He is highly ignorant with being single and alone but eventually attaches himself to Jordan Baker because he is simply dying for some kind of attention from anyone. His desperateness is obvious when he chooses to spend his time with Jordan, who is highly self-centered and untruthful. Towards the end of the story, Nick nearly forgot it was his thirtieth birthday, yet this was not anything to look forward to for thirty was simply “the promise of a decade of loneliness” (135). Fitzgerald uses this unmemorable birthday to further display the loneliness in Nick’s life.
Throughout the book, Nick is all alone, whether he is with Tom and Myrtle, Daisy and Gatsby or at a party surrounded by thousands of guests. During the 1920’s, divorce was looked down upon, and therefore affairs outside ones marriage were unfortunately popular. While Tom is having an affair with Myrtle, George and Daisy are both left with similar feeling of loneliness. However, George and Daisy are in different social classes and Fitzgerald uses different symbols to portray their emptiness.
For Daisy, she is well aware of her husband’s infidelity within their marriage yet she does not have the strength to leave even though the humiliation of everyone knowing their situation is extremely lonely in itself. Daisy is highly materialistic; her famous voice even described as being “full of money” (120). She craved attention and possessions to cover up her loneliness. She eventually has an affair herself with Gatsby yet this relationship is no longer the same for her and she ends up stuck with Tom again in the end.
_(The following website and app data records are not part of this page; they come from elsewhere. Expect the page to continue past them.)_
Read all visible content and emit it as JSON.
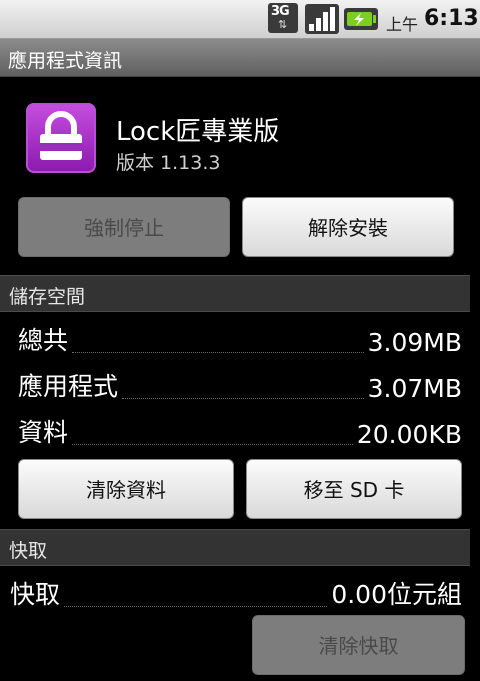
{
  "status_bar": {
    "network": "3G",
    "ampm": "上午",
    "time": "6:13",
    "icons": [
      "3g-data-icon",
      "signal-strength-icon",
      "battery-charging-icon"
    ]
  },
  "title_bar": {
    "title": "應用程式資訊"
  },
  "app": {
    "name": "Lock匠專業版",
    "version": "版本 1.13.3",
    "icon": "lock-app-icon",
    "icon_color": "#a633c7"
  },
  "app_actions": {
    "force_stop": "強制停止",
    "uninstall": "解除安裝"
  },
  "storage": {
    "header": "儲存空間",
    "rows": [
      {
        "label": "總共",
        "value": "3.09MB"
      },
      {
        "label": "應用程式",
        "value": "3.07MB"
      },
      {
        "label": "資料",
        "value": "20.00KB"
      }
    ],
    "clear_data": "清除資料",
    "move_to_sd": "移至 SD 卡"
  },
  "cache": {
    "header": "快取",
    "row": {
      "label": "快取",
      "value": "0.00位元組"
    },
    "clear_cache": "清除快取"
  }
}
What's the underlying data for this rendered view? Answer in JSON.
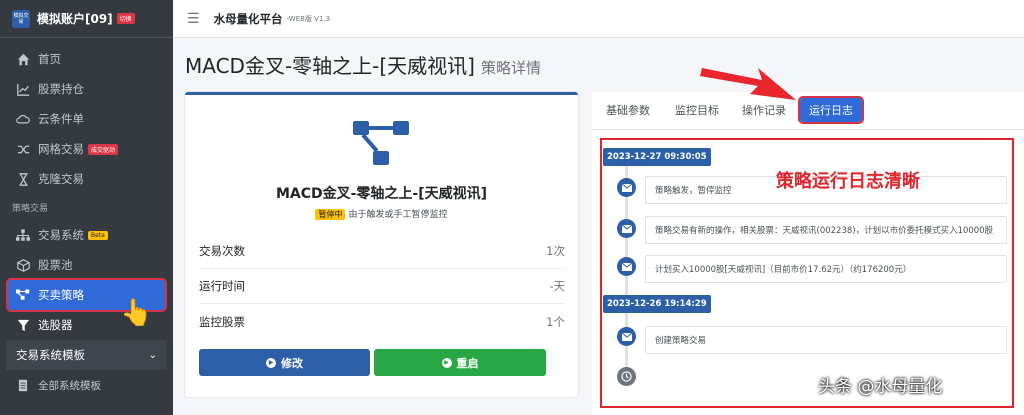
{
  "brand": {
    "logo_text": "模拟交易",
    "title": "模拟账户[09]",
    "badge": "切换"
  },
  "sidebar": {
    "items": [
      {
        "label": "首页",
        "icon": "home-icon"
      },
      {
        "label": "股票持仓",
        "icon": "chart-line-icon"
      },
      {
        "label": "云条件单",
        "icon": "cloud-icon"
      },
      {
        "label": "网格交易",
        "icon": "shuffle-icon",
        "tag": "成交驱动"
      },
      {
        "label": "克隆交易",
        "icon": "hourglass-icon"
      }
    ],
    "section_header": "策略交易",
    "strategy_items": [
      {
        "label": "交易系统",
        "icon": "sitemap-icon",
        "tag": "Beta"
      },
      {
        "label": "股票池",
        "icon": "cube-icon"
      },
      {
        "label": "买卖策略",
        "icon": "strategy-icon"
      },
      {
        "label": "选股器",
        "icon": "filter-icon"
      }
    ],
    "template_menu": "交易系统模板",
    "template_sub": "全部系统模板"
  },
  "topbar": {
    "title": "水母量化平台",
    "version": "-WEB版 V1.3"
  },
  "page": {
    "title": "MACD金叉-零轴之上-[天威视讯]",
    "subtitle": "策略详情"
  },
  "strategy": {
    "name": "MACD金叉-零轴之上-[天威视讯]",
    "status_badge": "暂停中",
    "status_text": "由于触发或手工暂停监控",
    "stats": [
      {
        "label": "交易次数",
        "value": "1次"
      },
      {
        "label": "运行时间",
        "value": "-天"
      },
      {
        "label": "监控股票",
        "value": "1个"
      }
    ],
    "buttons": {
      "edit": "修改",
      "restart": "重启"
    }
  },
  "tabs": [
    "基础参数",
    "监控目标",
    "操作记录",
    "运行日志"
  ],
  "log": {
    "groups": [
      {
        "date": "2023-12-27 09:30:05",
        "entries": [
          "策略触发，暂停监控",
          "策略交易有新的操作，相关股票：天威视讯(002238)，计划以市价委托模式买入10000股",
          "计划买入10000股[天威视讯]（目前市价17.62元）（约176200元）"
        ]
      },
      {
        "date": "2023-12-26 19:14:29",
        "entries": [
          "创建策略交易"
        ]
      }
    ]
  },
  "annotation": {
    "callout": "策略运行日志清晰",
    "watermark": "头条 @水母量化"
  },
  "colors": {
    "primary": "#2c5fa8",
    "success": "#28a745",
    "warning": "#ffc107",
    "highlight": "#e0252c",
    "sidebar": "#343a40"
  }
}
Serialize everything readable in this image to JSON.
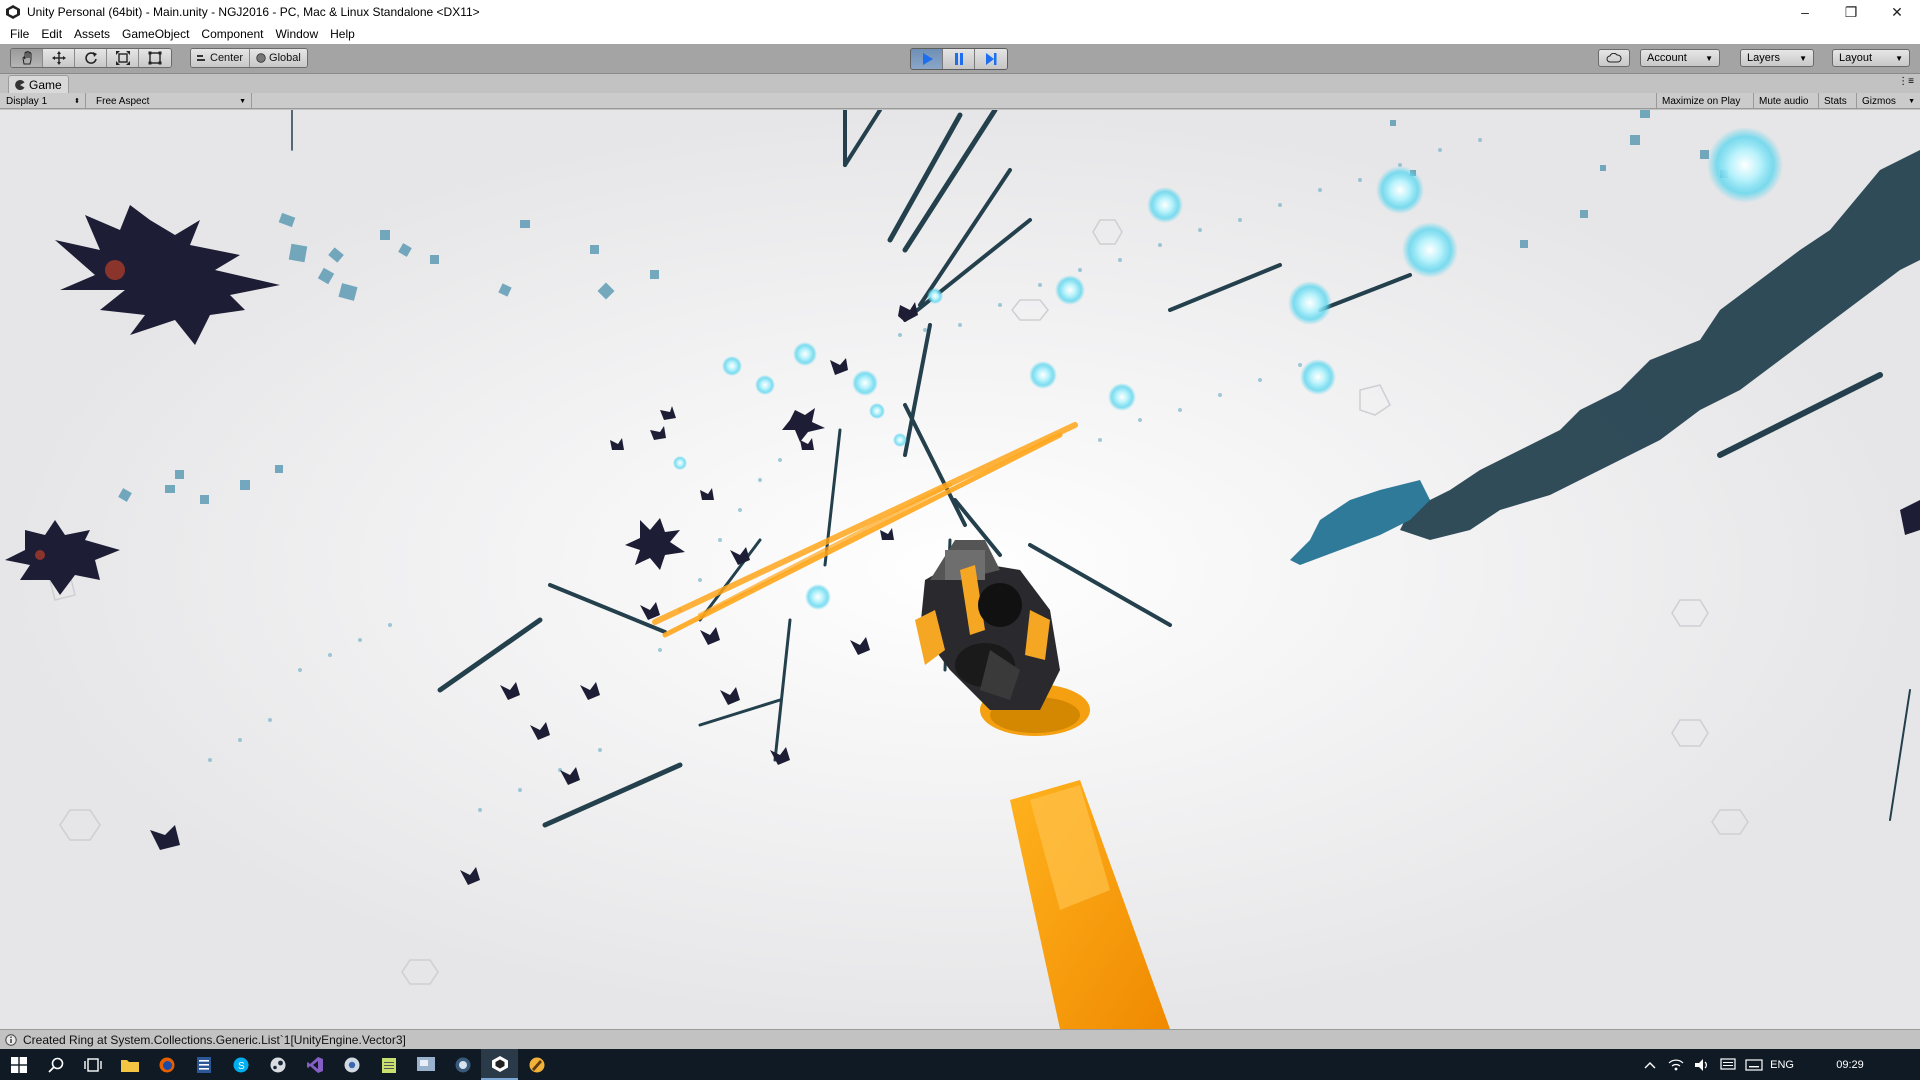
{
  "window": {
    "title": "Unity Personal (64bit) - Main.unity - NGJ2016 - PC, Mac & Linux Standalone <DX11>",
    "controls": [
      "–",
      "❐",
      "✕"
    ]
  },
  "menu": [
    "File",
    "Edit",
    "Assets",
    "GameObject",
    "Component",
    "Window",
    "Help"
  ],
  "toolbar": {
    "transform_tools": [
      "hand-icon",
      "move-icon",
      "rotate-icon",
      "scale-icon",
      "rect-icon"
    ],
    "pivot_label": "Center",
    "space_label": "Global",
    "playback": [
      "play-icon",
      "pause-icon",
      "step-icon"
    ],
    "cloud_icon": "cloud-icon",
    "account_label": "Account",
    "layers_label": "Layers",
    "layout_label": "Layout"
  },
  "game_tab": {
    "label": "Game",
    "display_label": "Display 1",
    "aspect_label": "Free Aspect",
    "maximize_label": "Maximize on Play",
    "mute_label": "Mute audio",
    "stats_label": "Stats",
    "gizmos_label": "Gizmos"
  },
  "status": {
    "message": "Created Ring at System.Collections.Generic.List`1[UnityEngine.Vector3]"
  },
  "taskbar": {
    "apps": [
      "windows-start-icon",
      "search-icon",
      "task-view-icon",
      "file-explorer-icon",
      "firefox-icon",
      "calculator-icon",
      "skype-icon",
      "steam-icon",
      "visual-studio-icon",
      "chrome-icon",
      "notepad-icon",
      "paint-icon",
      "obs-icon",
      "unity-icon",
      "paint-net-icon"
    ],
    "active_app": "unity-icon",
    "language": "ENG",
    "time": "09:29"
  },
  "colors": {
    "viewport_bg": "#e6e6e8",
    "enemy_dark": "#1d1e35",
    "laser": "#ffa61a",
    "orb": "#7fe4f5",
    "streak": "#1f4450"
  }
}
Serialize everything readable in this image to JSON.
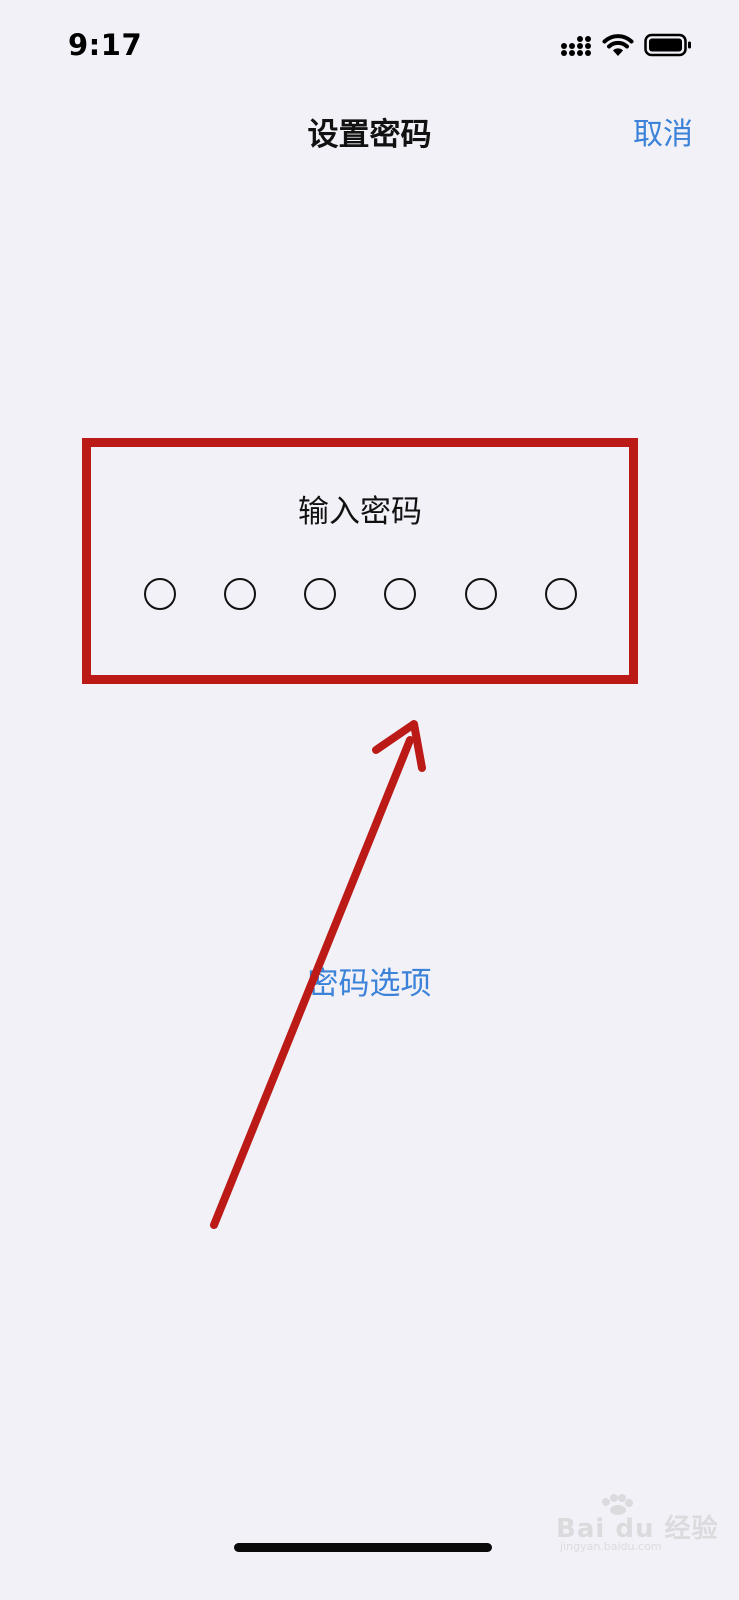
{
  "status_bar": {
    "time": "9:17",
    "icons": [
      "cellular-signal-icon",
      "wifi-icon",
      "battery-icon"
    ]
  },
  "nav": {
    "title": "设置密码",
    "cancel_label": "取消"
  },
  "passcode": {
    "prompt": "输入密码",
    "digit_count": 6,
    "filled_count": 0
  },
  "options_link": "密码选项",
  "watermark": {
    "brand": "Bai du 经验",
    "domain": "jingyan.baidu.com"
  },
  "colors": {
    "background": "#f2f1f7",
    "accent": "#3b82d8",
    "annotation": "#bb1a16"
  }
}
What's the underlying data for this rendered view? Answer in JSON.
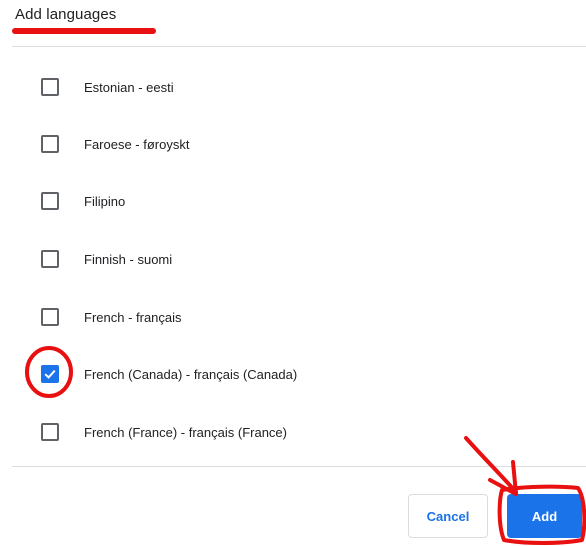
{
  "dialog": {
    "title": "Add languages"
  },
  "languages": [
    {
      "label": "Estonian - eesti",
      "checked": false
    },
    {
      "label": "Faroese - føroyskt",
      "checked": false
    },
    {
      "label": "Filipino",
      "checked": false
    },
    {
      "label": "Finnish - suomi",
      "checked": false
    },
    {
      "label": "French - français",
      "checked": false
    },
    {
      "label": "French (Canada) - français (Canada)",
      "checked": true
    },
    {
      "label": "French (France) - français (France)",
      "checked": false
    }
  ],
  "buttons": {
    "cancel_label": "Cancel",
    "add_label": "Add"
  },
  "colors": {
    "accent": "#1a73e8",
    "annotation": "#e81010"
  }
}
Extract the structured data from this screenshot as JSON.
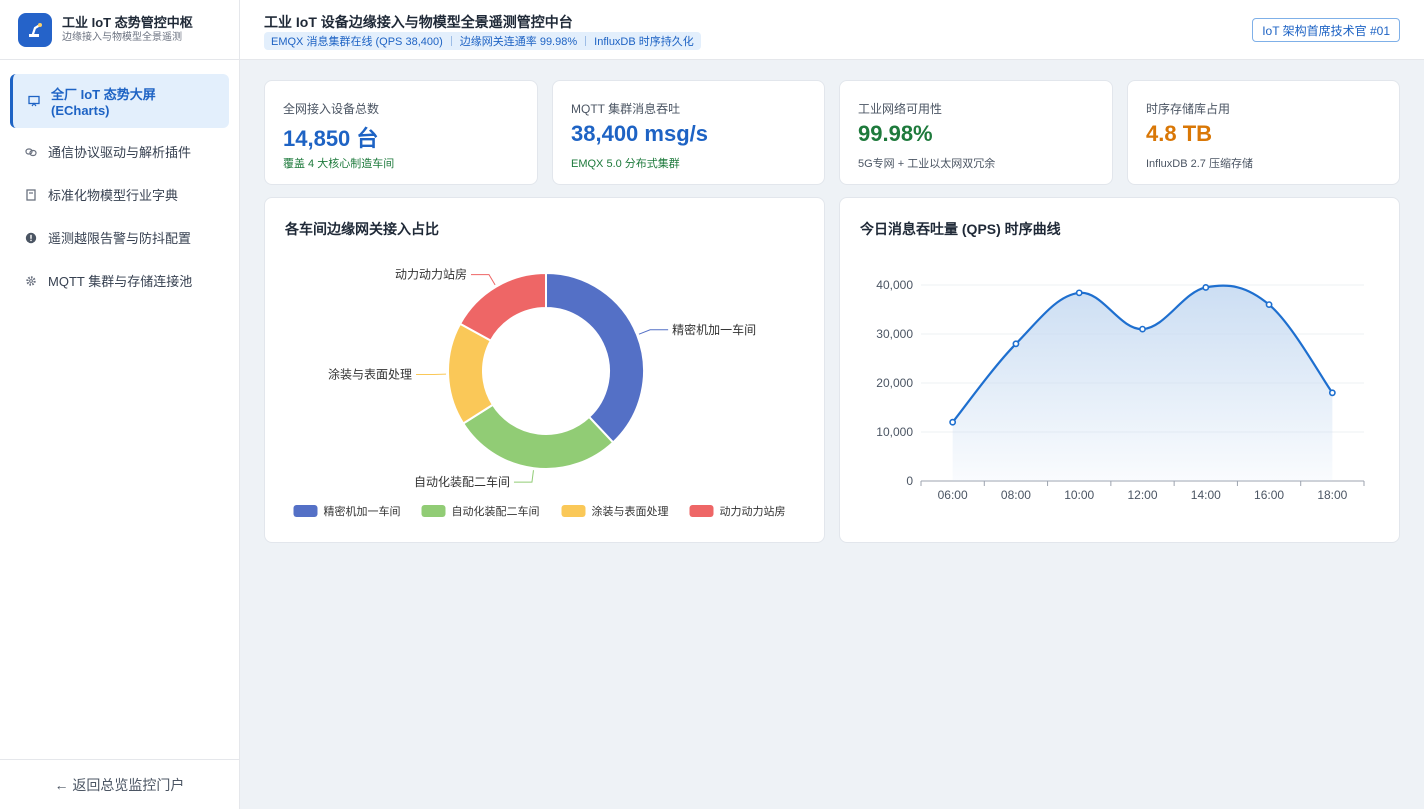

The life of George Wilson is juxtaposed with that of Daisy’s. Wilson owns a body shop where he slaves away fixing cars to earn his living. He lives in the valley of ashes, a highly run down section of town where all the dust and debris from throughout the city is collected. When Tom goes to visit the Wilsons, Nick notices the way George “went toward the little office mingling immediately with the cement color of the walls. A white ashen dust veiled his dark suit and his pale hair as it veiled everything in the vicinity- except his wife who moved closer to Tom” (26).
The plain, simple colors associated with Wilson represented the way he just seemed to blend in with his surroundings, his loneliness and his lifestyle in the working class. His wife having an affair with Tom created a gap between George and Myrtle in their marriage, ultimately causing George to oftentimes be left alone in the doom and gloom of the valley of ashes, adding to his depression and isolation. Once Myrtle is killed by Daisy, everyone involved carries the sorrow experienced from this accident with them from this point on.
Daisy will always be haunted by a deep guilt for secretly being the true murderer of Myrtle. Tom and George will experience increased loneliness dues to the relationship they both had with Myrtle. The marital affairs displayed throughout Fitzgerald’s story prove that infidelity within relationships ultimately leave the people involved more alone than ever in the end. Fitzgerald uses the characters in The Great Gatsby to demonstrate the loneliness experienced by all living in the 1920’s.
He portrays the idea of the idle rich, upper class; although one is rich with possessions, he very well may be poor with those who actually care about him without him possessions. He proves money brings out the undesirable traits in the human population. By the end of this story, Fitzgerald had proved money does not buy you happiness; instead it brings about greed, pride, arrogance, materialism and inevitably, loneliness. Works Cited Fitzgerald, F. Scott. The Great Gatsby. New York: Charles Scribner’s Sons, 1925. Print.